# [Activity]
Please repeat the whole listing exactly, but leave the pictures out.

# [Dataset extract]
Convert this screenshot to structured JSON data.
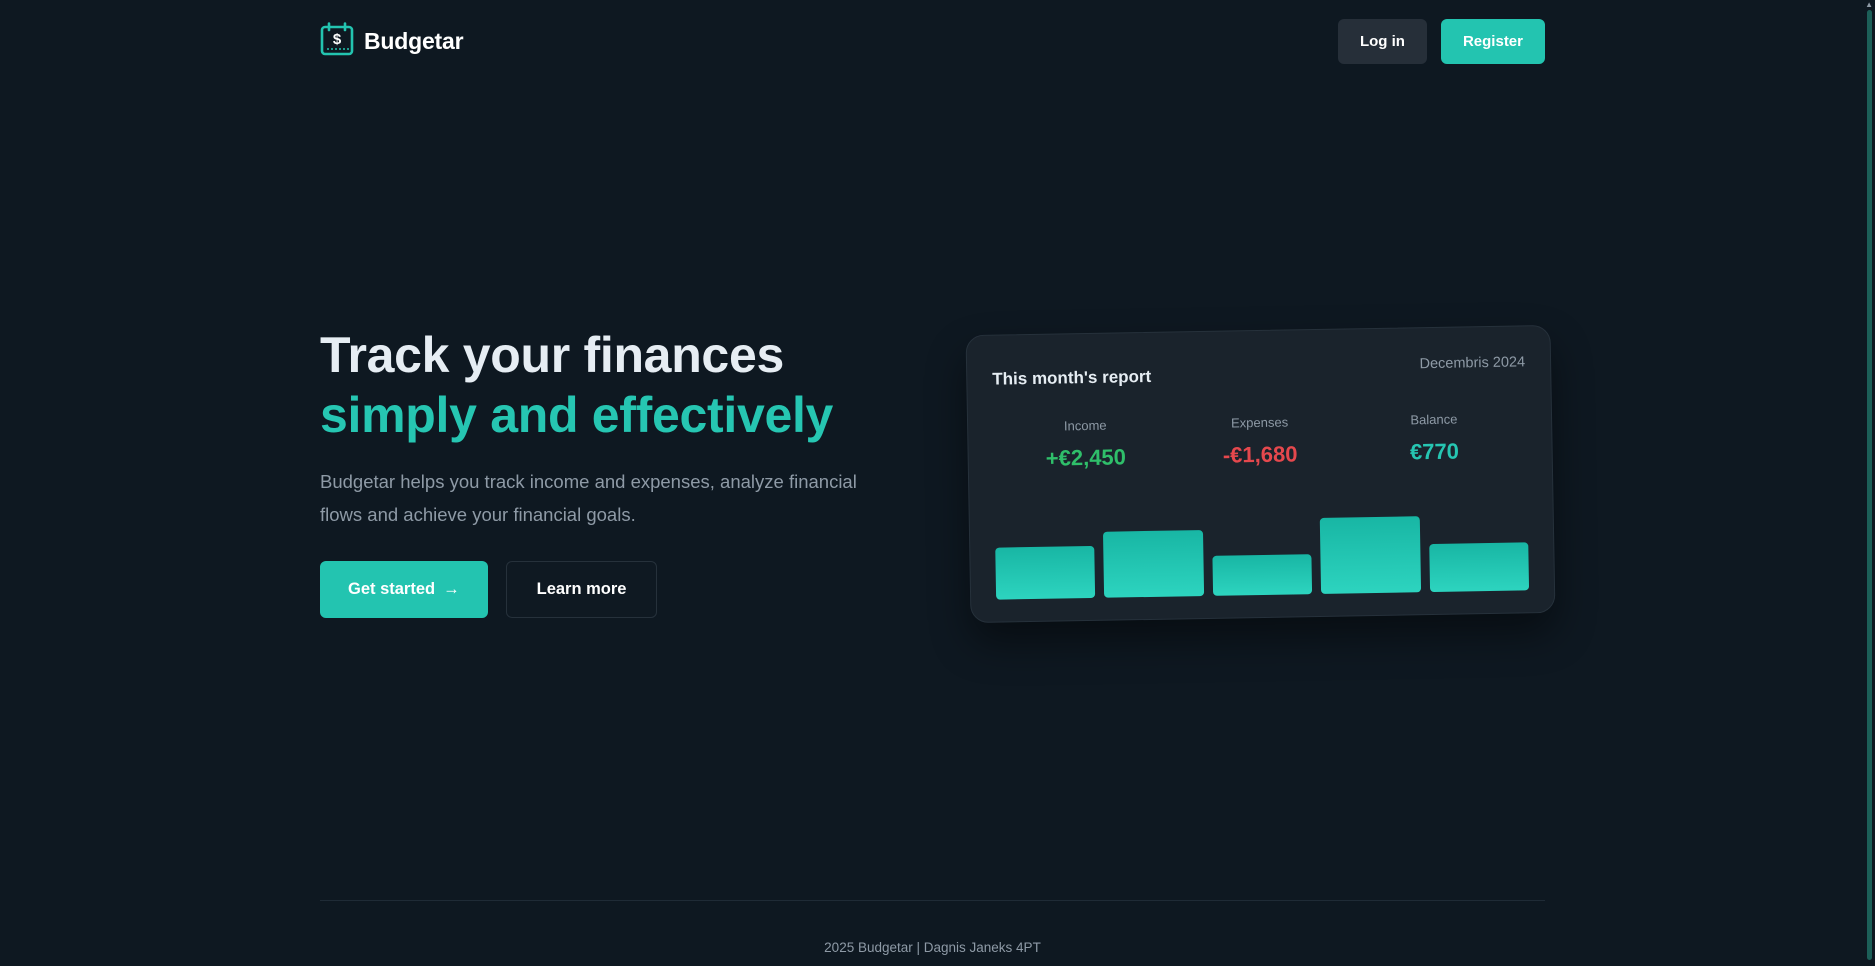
{
  "brand": {
    "name": "Budgetar",
    "icon": "calendar-dollar-icon",
    "accent_color": "#23c4b0"
  },
  "nav": {
    "login_label": "Log in",
    "register_label": "Register"
  },
  "hero": {
    "title_line1": "Track your finances",
    "title_line2": "simply and effectively",
    "description": "Budgetar helps you track income and expenses, analyze financial flows and achieve your financial goals.",
    "primary_label": "Get started",
    "primary_arrow": "→",
    "secondary_label": "Learn more"
  },
  "report": {
    "title": "This month's report",
    "date": "Decembris 2024",
    "stats": [
      {
        "label": "Income",
        "value": "+€2,450",
        "color": "#2fbf6a"
      },
      {
        "label": "Expenses",
        "value": "-€1,680",
        "color": "#e5484d"
      },
      {
        "label": "Balance",
        "value": "€770",
        "color": "#26c6b2"
      }
    ],
    "bar_levels": [
      0.65,
      0.82,
      0.5,
      0.95,
      0.6
    ]
  },
  "footer": {
    "text": "2025 Budgetar | Dagnis Janeks 4PT"
  }
}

# [Solution to the exercise]
Convert this screenshot to structured JSON data.
{
  "brand": {
    "name": "Budgetar",
    "icon": "calendar-dollar-icon",
    "accent_color": "#23c4b0"
  },
  "nav": {
    "login_label": "Log in",
    "register_label": "Register"
  },
  "hero": {
    "title_line1": "Track your finances",
    "title_line2": "simply and effectively",
    "description": "Budgetar helps you track income and expenses, analyze financial flows and achieve your financial goals.",
    "primary_label": "Get started",
    "primary_arrow": "→",
    "secondary_label": "Learn more"
  },
  "report": {
    "title": "This month's report",
    "date": "Decembris 2024",
    "stats": [
      {
        "label": "Income",
        "value": "+€2,450",
        "color": "#2fbf6a"
      },
      {
        "label": "Expenses",
        "value": "-€1,680",
        "color": "#e5484d"
      },
      {
        "label": "Balance",
        "value": "€770",
        "color": "#26c6b2"
      }
    ],
    "bar_levels": [
      0.65,
      0.82,
      0.5,
      0.95,
      0.6
    ]
  },
  "footer": {
    "text": "2025 Budgetar | Dagnis Janeks 4PT"
  }
}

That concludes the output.